Ruth Nachman, who as owner of a Roland Park gift shop made sure her customers never gave the same Christmas present two years in a row, died Thursday of Alzheimer's disease at Arden Court in Pikesville. The former Village of Cross Keys resident was 82.
For more than 40 years, she owned Gundy's, a gift shop whose shelves she stocked with wares she collected on her extensive buying trips. She once described her gifts' range as "from weddings through babies."
Born Ruth Kleeman in Nuremburg, Germany, where she was educated, she fled Germany as Adolf Hitler began to persecute Jews. She settled on West North Avenue in 1937, becoming a children's clothing buyer at the old May Co. on Howard Street. Later, she opened a women's clothing store on O Street in the Georgetown section of northwest Washington and commuted to work on the old Pennsylvania Railroad.
"She had great taste," said Licien "Lun" Harris of Bolton Hill, a friend for more than 40 years. "Most anywhere I ever went with Ruth, people came up and spoke to her. She had customers wherever she was. She was a very smart woman who was successful because she knew what people in her neighborhood would like to buy and she followed their tastes."
Mrs. Harris recalled her friend as having a quick mind that could solve difficult word puzzles.
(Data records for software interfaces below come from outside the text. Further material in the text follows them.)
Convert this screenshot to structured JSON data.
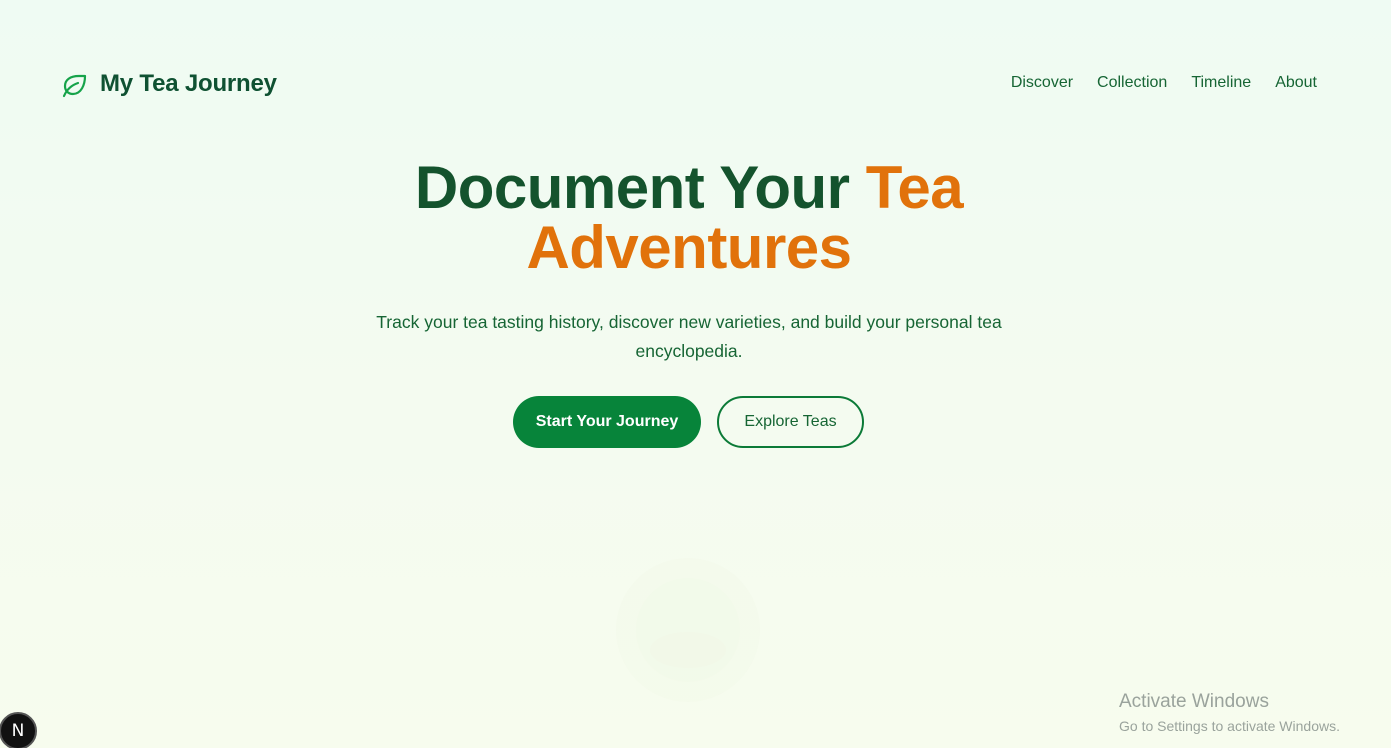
{
  "brand": {
    "name": "My Tea Journey",
    "icon": "leaf-icon"
  },
  "nav": {
    "items": [
      {
        "label": "Discover"
      },
      {
        "label": "Collection"
      },
      {
        "label": "Timeline"
      },
      {
        "label": "About"
      }
    ]
  },
  "hero": {
    "title_part1": "Document Your ",
    "title_accent_line1": "Tea",
    "title_accent_line2": "Adventures",
    "subtitle": "Track your tea tasting history, discover new varieties, and build your personal tea encyclopedia.",
    "primary_cta": "Start Your Journey",
    "secondary_cta": "Explore Teas"
  },
  "dev_badge": {
    "label": "N"
  },
  "os_watermark": {
    "title": "Activate Windows",
    "subtitle": "Go to Settings to activate Windows."
  },
  "colors": {
    "primary_green": "#07843a",
    "dark_green": "#14532d",
    "accent_orange": "#e1720b",
    "background": "#effbf3"
  }
}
She said they searched for discarded puzzles in copies of the old Philadelphia Record left behind on the commuter trains seats. She and Mrs. Nachman, who commuted alongside former U.S. Reps. George H. Fallon and Samuel N. Friedel, worked the puzzle as they rode.
In 1953, she and her husband, Franklin E. Nachman, a certified public accountant she married in 1945, purchased a gift shop in the 5200 block of Park Heights Ave. in Pimlico. He died in 1971.
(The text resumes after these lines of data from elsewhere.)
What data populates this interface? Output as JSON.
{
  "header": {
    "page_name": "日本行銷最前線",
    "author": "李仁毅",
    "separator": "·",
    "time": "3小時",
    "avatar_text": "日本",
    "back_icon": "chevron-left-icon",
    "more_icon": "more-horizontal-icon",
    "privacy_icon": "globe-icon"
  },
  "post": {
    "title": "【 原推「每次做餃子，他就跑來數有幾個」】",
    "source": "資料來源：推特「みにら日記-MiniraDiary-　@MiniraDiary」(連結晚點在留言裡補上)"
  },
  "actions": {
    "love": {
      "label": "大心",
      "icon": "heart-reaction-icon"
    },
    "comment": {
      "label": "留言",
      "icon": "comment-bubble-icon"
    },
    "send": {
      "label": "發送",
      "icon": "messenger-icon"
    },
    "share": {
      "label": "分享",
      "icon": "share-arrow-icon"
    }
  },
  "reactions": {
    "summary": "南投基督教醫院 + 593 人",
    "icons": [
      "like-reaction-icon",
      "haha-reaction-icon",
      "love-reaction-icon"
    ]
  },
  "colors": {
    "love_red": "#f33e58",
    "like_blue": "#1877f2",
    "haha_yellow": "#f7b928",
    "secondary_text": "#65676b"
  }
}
The couple kept the name of the Pimlico store, Gundy's, a shortened version of the surname of Harold Gundersheimer, its original owner. In the mid-1950s, they opened a second location at Roland Avenue near Deepdene Road, and closed the Northwest Baltimore store in 1971. Gundy's on Deepdene Road in Roland Park remains in business.
"Ruth said to me one day, 'Diane, I have plans for you,'" said Diane Lochte, a former employee who bought the store eight years ago. "She groomed me to take it over. She was a wonderful teacher and wonderful lady. Customer service was the most important thing to her. She was also a very good buyer."
Customers said Mrs. Nachman kept typed lists of which gifts her customers had given to which relatives and friends. Under her counter, she also had a box of naughty, suggestive cards, often purchased by Roland Park matrons, who mailed them as gags.
For customers who did not like commercial credit cards, she also had house charge accounts and mailed individual bills.
Mrs. Nachman traveled extensively, often selecting giftware on these trips.
Services were held yesterday.
Survivors include a sister, Irma Friedenberg of Pikesville; and nephews and nieces.